Follow the trail around the east side of the lake. There are multiple large rocks to sit on for a snack, lunch, or to simply take in the view. On a clear day you will be able to see across the notch to NH’s tallest peak, Mt. Washington. To the right of Washington you will see Mt. Adam’s and Mt. Madison. You should also be able to see Huntington Ravine, a glacial cirque that was carved out during the Ice Age.

From the south end of the lake you can turn around and retrace your steps back to Pinkham. If you want a more adventurous return you can continue until the trail meets the Wildcat Ridge Trail. Here, turn right. You will soon reach the Ellis River again. There is no bridge at this point, so you will need to wade or rock-hop across. Do not attempt this route after heavy rains as the river will be high and potentially quite rapid. From this point, either return to the parking lot along the road or head left to Glen Ellis Falls and then cross Rt. 16 to embark on a bigger loop – the Glen Boulder Trail to The Direttissima.
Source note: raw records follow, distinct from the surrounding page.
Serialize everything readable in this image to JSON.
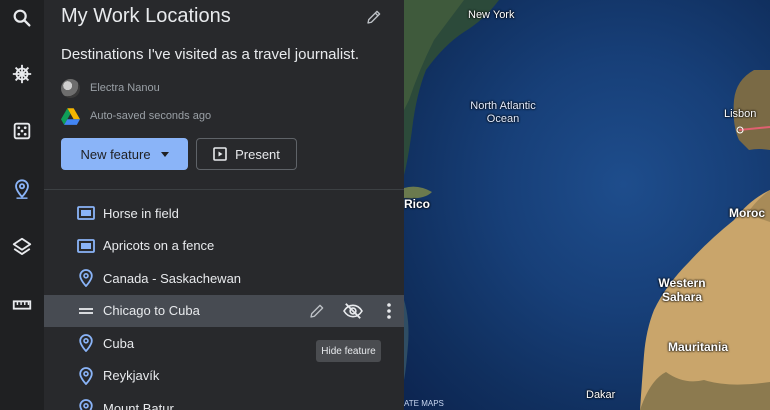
{
  "rail": {
    "items": [
      {
        "name": "search",
        "icon": "search-icon"
      },
      {
        "name": "voyager",
        "icon": "ship-wheel-icon"
      },
      {
        "name": "feeling-lucky",
        "icon": "dice-icon"
      },
      {
        "name": "projects",
        "icon": "map-pin-icon",
        "active": true
      },
      {
        "name": "map-style",
        "icon": "layers-icon"
      },
      {
        "name": "measure",
        "icon": "ruler-icon"
      }
    ]
  },
  "project": {
    "title": "My Work Locations",
    "description": "Destinations I've visited as a travel journalist.",
    "owner": "Electra Nanou",
    "save_status": "Auto-saved seconds ago"
  },
  "toolbar": {
    "new_feature_label": "New feature",
    "present_label": "Present"
  },
  "features": [
    {
      "label": "Horse in field",
      "icon": "slide-icon"
    },
    {
      "label": "Apricots on a fence",
      "icon": "slide-icon"
    },
    {
      "label": "Canada - Saskachewan",
      "icon": "placemark-icon"
    },
    {
      "label": "Chicago to Cuba",
      "icon": "line-icon",
      "selected": true
    },
    {
      "label": "Cuba",
      "icon": "placemark-icon"
    },
    {
      "label": "Reykjavík",
      "icon": "placemark-icon"
    },
    {
      "label": "Mount Batur",
      "icon": "placemark-icon"
    }
  ],
  "tooltip": "Hide feature",
  "map": {
    "labels": {
      "new_york": "New York",
      "ocean": "North Atlantic Ocean",
      "lisbon": "Lisbon",
      "rico": "Rico",
      "morocco": "Moroc",
      "western_sahara": "Western Sahara",
      "mauritania": "Mauritania",
      "dakar": "Dakar"
    },
    "attribution": "ATE MAPS"
  },
  "colors": {
    "accent": "#8ab4f8",
    "panel": "#28292c",
    "rail": "#1f2022",
    "selected_row": "#474b52",
    "route_line": "#e06070"
  }
}
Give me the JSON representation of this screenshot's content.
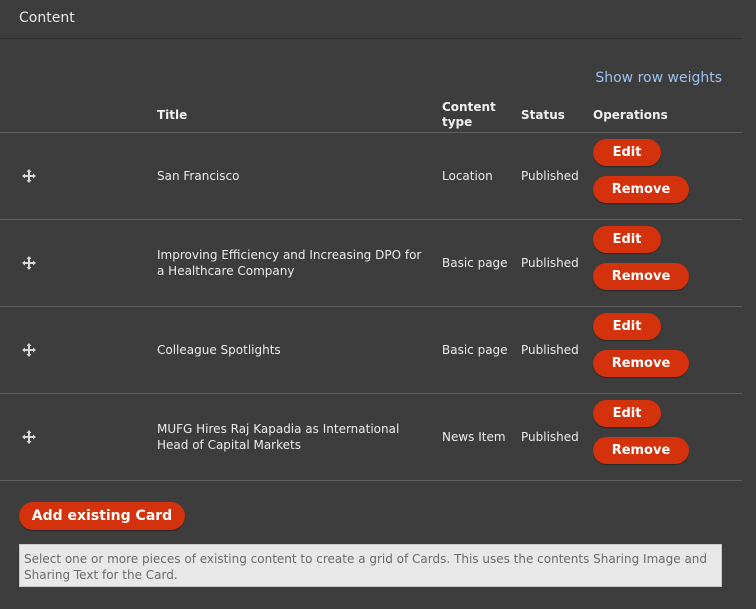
{
  "section": {
    "title": "Content"
  },
  "show_row_weights": "Show row weights",
  "table": {
    "headers": {
      "title": "Title",
      "content_type": "Content type",
      "status": "Status",
      "operations": "Operations"
    },
    "rows": [
      {
        "title": "San Francisco",
        "type": "Location",
        "status": "Published",
        "edit": "Edit",
        "remove": "Remove"
      },
      {
        "title": "Improving Efficiency and Increasing DPO for a Healthcare Company",
        "type": "Basic page",
        "status": "Published",
        "edit": "Edit",
        "remove": "Remove"
      },
      {
        "title": "Colleague Spotlights",
        "type": "Basic page",
        "status": "Published",
        "edit": "Edit",
        "remove": "Remove"
      },
      {
        "title": "MUFG Hires Raj Kapadia as International Head of Capital Markets",
        "type": "News Item",
        "status": "Published",
        "edit": "Edit",
        "remove": "Remove"
      }
    ]
  },
  "add_button": "Add existing Card",
  "help_text": "Select one or more pieces of existing content to create a grid of Cards. This uses the contents Sharing Image and Sharing Text for the Card.",
  "icons": {
    "drag": "drag-handle-icon"
  },
  "colors": {
    "accent": "#d4320c",
    "link": "#9cc3ee",
    "background": "#3d3d3d"
  }
}
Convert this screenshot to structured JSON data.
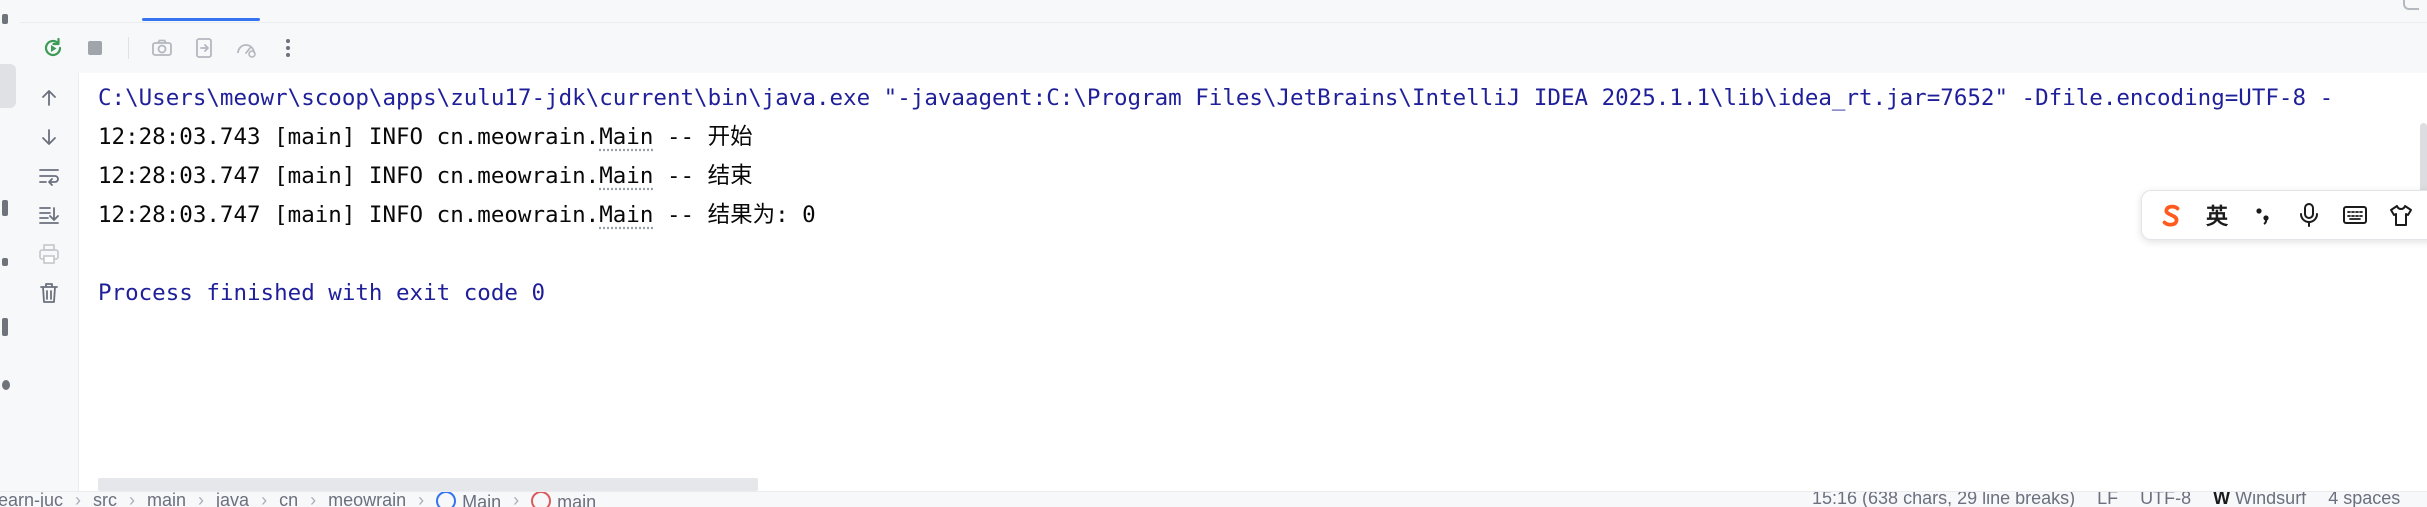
{
  "console": {
    "command_line": "C:\\Users\\meowr\\scoop\\apps\\zulu17-jdk\\current\\bin\\java.exe \"-javaagent:C:\\Program Files\\JetBrains\\IntelliJ IDEA 2025.1.1\\lib\\idea_rt.jar=7652\" -Dfile.encoding=UTF-8 -",
    "log_lines": [
      {
        "prefix": "12:28:03.743 [main] INFO cn.meowrain.",
        "cls": "Main",
        "msg": " -- 开始"
      },
      {
        "prefix": "12:28:03.747 [main] INFO cn.meowrain.",
        "cls": "Main",
        "msg": " -- 结束"
      },
      {
        "prefix": "12:28:03.747 [main] INFO cn.meowrain.",
        "cls": "Main",
        "msg": " -- 结果为: 0"
      }
    ],
    "finish_line": "Process finished with exit code 0"
  },
  "run_toolbar": {
    "icons": [
      "rerun-icon",
      "stop-icon",
      "camera-icon",
      "exit-icon",
      "speed-icon",
      "more-options-icon"
    ]
  },
  "console_toolbar": {
    "icons": [
      "scroll-up-icon",
      "scroll-down-icon",
      "soft-wrap-icon",
      "scroll-to-end-icon",
      "print-icon",
      "clear-all-icon"
    ]
  },
  "ime_bar": {
    "language": "英",
    "icons": [
      "sogou-logo-icon",
      "punctuation-icon",
      "microphone-icon",
      "keyboard-icon",
      "skin-icon"
    ],
    "brand_color": "#ff5a1f"
  },
  "status_bar": {
    "breadcrumbs": [
      "learn-juc",
      "src",
      "main",
      "java",
      "cn",
      "meowrain",
      "Main",
      "main"
    ],
    "caret_info": "15:16 (638 chars, 29 line breaks)",
    "line_separator": "LF",
    "encoding": "UTF-8",
    "ai_plugin": "Windsurf",
    "indent": "4 spaces"
  },
  "colors": {
    "command_text": "#1f1f99",
    "log_text": "#080808",
    "accent": "#3574f0",
    "rerun_green": "#3e9a57"
  }
}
Beaver dam on the way to Lost Pond

Beaver dam on the way to Lost Pond